Chapter 1: Louisiana. St. Charles! Eighteen miles from New Orleans. Another hour! We try to catch the landscape as the pools and marshes, cedars and palmettoes slip behind us; but we try in vain to fix our minds on trifles by the way. A grove of orange trees, the fruit all burning ripe, arrests attention and provokes a cry of rapture; yet the coolest brain among us frets and flutters, for we know that we are driving towards a scene of strife, on which the eyes and hearts of forty millions of people are fixed in passionate hope and dread. President Grant affirms that anarchy reigns in Louisiana. No one doubts the fact; but General McEnery and the White citizens assert that this reign of anarchy was introduced by Grant, and is maintained in New Orleans for purposes of his own. This reign began, they say, two years ago, on the receipt by Stephen B. Packard of a telegram in these words : Washington, Department of Justice, Dec. 3, 1872. You are to enforce the decrees o
William Hepworth Dixon, White Conquest: Volume 2, Chapter 5: the State House. (search)
deserted corner of the town, from which the tides of life and trade have long since ebbed away. The stench reminds you of Dieppe, the dominoes and billiards of Bayonne. Yet this French quarter used to be a fashionable lounge, where ladies flirted, duellists fought, and senators ruled. The Rue St. Louis was an afternoon drive for belles and beaux, where sparkling Creoles ruined their admirers with a smile; but since that period fashions have changed, and everyone now lodges at the Hotel St. Charles. The once fashionable hotel has sunk into a State capital; one wing of the old hostelry being turned into an executive office, and a deserted dining-room into a legislative hall. By Kellogg's orders, planks are nailed across the doors and windows, and secured by iron stanchions. Barricades are thrown across St Louis Street, and the main entrance of the hotel is closed.

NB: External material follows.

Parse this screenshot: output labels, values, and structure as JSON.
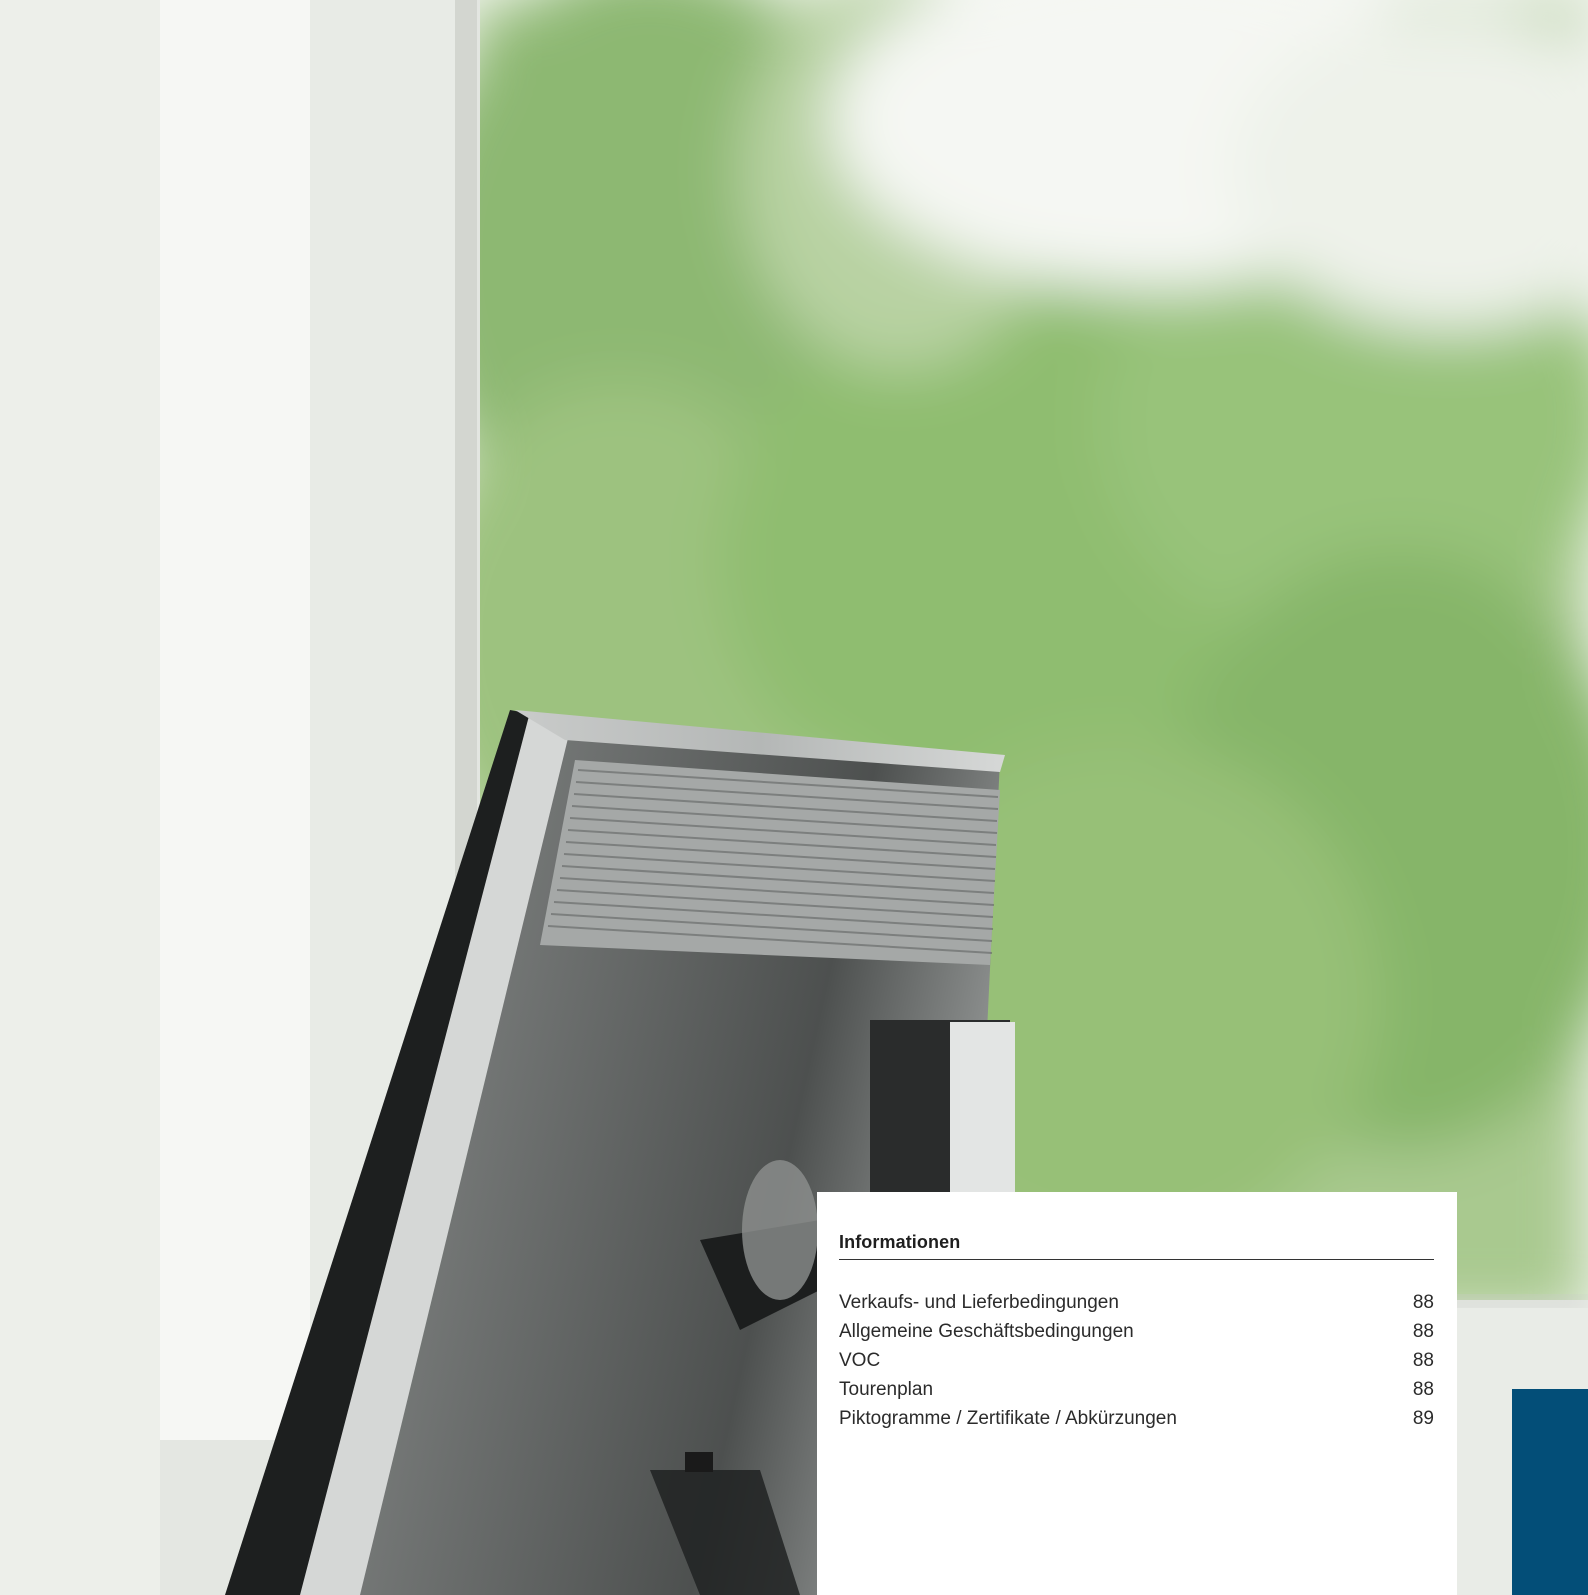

One door — a back door in Royal Street — is left open. Inside and out the State House is strengthened to resist a